▶ [Stored dataset items]:
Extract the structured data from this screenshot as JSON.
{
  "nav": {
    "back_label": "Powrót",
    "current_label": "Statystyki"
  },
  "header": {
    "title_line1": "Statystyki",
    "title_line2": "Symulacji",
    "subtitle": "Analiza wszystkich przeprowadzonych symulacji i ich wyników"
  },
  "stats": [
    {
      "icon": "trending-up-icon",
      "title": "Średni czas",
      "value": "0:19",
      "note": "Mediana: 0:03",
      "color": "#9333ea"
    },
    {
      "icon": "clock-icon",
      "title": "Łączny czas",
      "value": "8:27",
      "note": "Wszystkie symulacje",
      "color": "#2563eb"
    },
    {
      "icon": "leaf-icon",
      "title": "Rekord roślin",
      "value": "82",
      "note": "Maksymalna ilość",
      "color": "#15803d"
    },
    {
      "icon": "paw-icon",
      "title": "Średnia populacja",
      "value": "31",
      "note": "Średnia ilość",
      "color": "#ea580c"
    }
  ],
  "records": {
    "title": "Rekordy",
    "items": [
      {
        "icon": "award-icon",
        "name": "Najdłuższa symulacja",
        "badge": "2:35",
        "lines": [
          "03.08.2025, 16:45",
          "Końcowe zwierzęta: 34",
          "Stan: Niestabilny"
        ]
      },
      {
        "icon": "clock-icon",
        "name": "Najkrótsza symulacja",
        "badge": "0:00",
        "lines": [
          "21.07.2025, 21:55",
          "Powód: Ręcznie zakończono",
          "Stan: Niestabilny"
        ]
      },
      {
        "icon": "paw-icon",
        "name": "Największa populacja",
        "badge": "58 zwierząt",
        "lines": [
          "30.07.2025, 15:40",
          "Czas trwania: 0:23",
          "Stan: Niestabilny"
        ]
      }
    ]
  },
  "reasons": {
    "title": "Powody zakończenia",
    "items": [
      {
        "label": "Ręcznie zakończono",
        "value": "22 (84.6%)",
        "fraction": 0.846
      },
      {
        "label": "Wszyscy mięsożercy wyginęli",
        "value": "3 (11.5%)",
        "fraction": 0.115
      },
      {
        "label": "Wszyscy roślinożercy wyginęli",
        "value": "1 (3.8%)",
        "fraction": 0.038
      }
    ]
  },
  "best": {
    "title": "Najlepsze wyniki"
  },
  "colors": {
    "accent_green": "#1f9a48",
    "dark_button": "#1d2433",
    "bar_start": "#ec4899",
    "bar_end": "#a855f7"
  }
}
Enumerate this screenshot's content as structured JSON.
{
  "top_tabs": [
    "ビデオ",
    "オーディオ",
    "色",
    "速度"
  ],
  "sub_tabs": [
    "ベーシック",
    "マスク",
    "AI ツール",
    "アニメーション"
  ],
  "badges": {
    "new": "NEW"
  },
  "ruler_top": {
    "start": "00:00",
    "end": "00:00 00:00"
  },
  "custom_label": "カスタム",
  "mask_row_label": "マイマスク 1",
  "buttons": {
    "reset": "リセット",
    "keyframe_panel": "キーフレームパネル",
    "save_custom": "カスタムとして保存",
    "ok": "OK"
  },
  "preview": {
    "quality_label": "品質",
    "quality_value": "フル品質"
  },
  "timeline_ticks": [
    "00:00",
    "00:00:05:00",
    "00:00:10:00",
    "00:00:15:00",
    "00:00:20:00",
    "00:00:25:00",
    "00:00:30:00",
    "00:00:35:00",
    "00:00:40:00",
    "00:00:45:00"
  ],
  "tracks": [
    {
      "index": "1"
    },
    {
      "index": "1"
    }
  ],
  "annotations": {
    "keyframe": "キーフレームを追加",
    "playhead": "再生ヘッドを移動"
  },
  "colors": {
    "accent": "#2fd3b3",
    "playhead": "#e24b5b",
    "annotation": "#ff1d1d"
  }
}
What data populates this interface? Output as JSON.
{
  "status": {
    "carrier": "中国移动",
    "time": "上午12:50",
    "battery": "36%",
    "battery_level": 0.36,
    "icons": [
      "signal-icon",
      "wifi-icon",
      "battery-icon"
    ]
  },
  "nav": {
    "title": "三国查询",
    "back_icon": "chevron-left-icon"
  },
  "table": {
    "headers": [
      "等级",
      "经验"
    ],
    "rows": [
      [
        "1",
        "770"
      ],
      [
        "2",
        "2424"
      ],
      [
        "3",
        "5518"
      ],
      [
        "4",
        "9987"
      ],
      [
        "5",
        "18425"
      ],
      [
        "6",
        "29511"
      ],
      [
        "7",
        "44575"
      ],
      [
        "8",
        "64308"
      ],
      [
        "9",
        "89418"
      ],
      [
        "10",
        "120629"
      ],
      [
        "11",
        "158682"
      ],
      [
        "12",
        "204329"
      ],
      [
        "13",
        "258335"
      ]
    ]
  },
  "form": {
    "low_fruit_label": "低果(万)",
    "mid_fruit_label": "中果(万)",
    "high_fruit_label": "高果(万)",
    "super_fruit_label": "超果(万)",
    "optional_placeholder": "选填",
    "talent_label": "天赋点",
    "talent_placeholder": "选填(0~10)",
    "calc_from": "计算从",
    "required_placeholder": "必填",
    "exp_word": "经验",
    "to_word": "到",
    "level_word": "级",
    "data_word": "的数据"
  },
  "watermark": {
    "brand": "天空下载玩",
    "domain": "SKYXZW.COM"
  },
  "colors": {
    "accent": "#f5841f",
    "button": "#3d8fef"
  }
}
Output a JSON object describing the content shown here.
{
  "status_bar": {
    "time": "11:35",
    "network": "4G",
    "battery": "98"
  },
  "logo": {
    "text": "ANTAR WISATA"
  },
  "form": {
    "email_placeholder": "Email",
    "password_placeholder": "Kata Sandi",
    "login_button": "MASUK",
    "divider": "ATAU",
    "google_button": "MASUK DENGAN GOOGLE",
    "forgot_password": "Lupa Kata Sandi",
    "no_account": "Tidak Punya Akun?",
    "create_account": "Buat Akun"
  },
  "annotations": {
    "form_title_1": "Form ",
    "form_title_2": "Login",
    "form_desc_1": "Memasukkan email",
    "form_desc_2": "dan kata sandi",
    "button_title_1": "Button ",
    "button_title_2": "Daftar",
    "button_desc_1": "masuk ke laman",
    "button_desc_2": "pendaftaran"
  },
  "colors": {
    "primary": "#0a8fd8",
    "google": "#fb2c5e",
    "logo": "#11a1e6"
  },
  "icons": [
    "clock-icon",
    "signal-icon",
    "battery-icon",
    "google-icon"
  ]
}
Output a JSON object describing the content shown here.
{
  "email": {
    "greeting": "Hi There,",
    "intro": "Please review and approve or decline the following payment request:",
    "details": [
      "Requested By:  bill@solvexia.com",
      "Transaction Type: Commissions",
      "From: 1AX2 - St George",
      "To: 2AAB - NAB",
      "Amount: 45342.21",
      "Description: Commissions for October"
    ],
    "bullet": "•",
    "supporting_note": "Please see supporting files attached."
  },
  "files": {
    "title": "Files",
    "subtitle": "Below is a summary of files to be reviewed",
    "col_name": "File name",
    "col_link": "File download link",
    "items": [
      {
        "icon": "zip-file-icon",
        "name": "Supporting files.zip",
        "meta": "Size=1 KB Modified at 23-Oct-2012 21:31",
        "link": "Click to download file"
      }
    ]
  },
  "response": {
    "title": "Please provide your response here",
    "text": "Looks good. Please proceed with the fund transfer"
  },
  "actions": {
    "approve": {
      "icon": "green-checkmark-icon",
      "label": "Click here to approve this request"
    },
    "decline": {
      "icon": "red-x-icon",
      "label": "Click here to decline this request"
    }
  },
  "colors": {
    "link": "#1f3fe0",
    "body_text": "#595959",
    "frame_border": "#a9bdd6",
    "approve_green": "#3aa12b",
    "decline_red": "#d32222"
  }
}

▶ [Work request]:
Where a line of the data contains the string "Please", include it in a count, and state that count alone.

▶ [Result of the exercise]:
4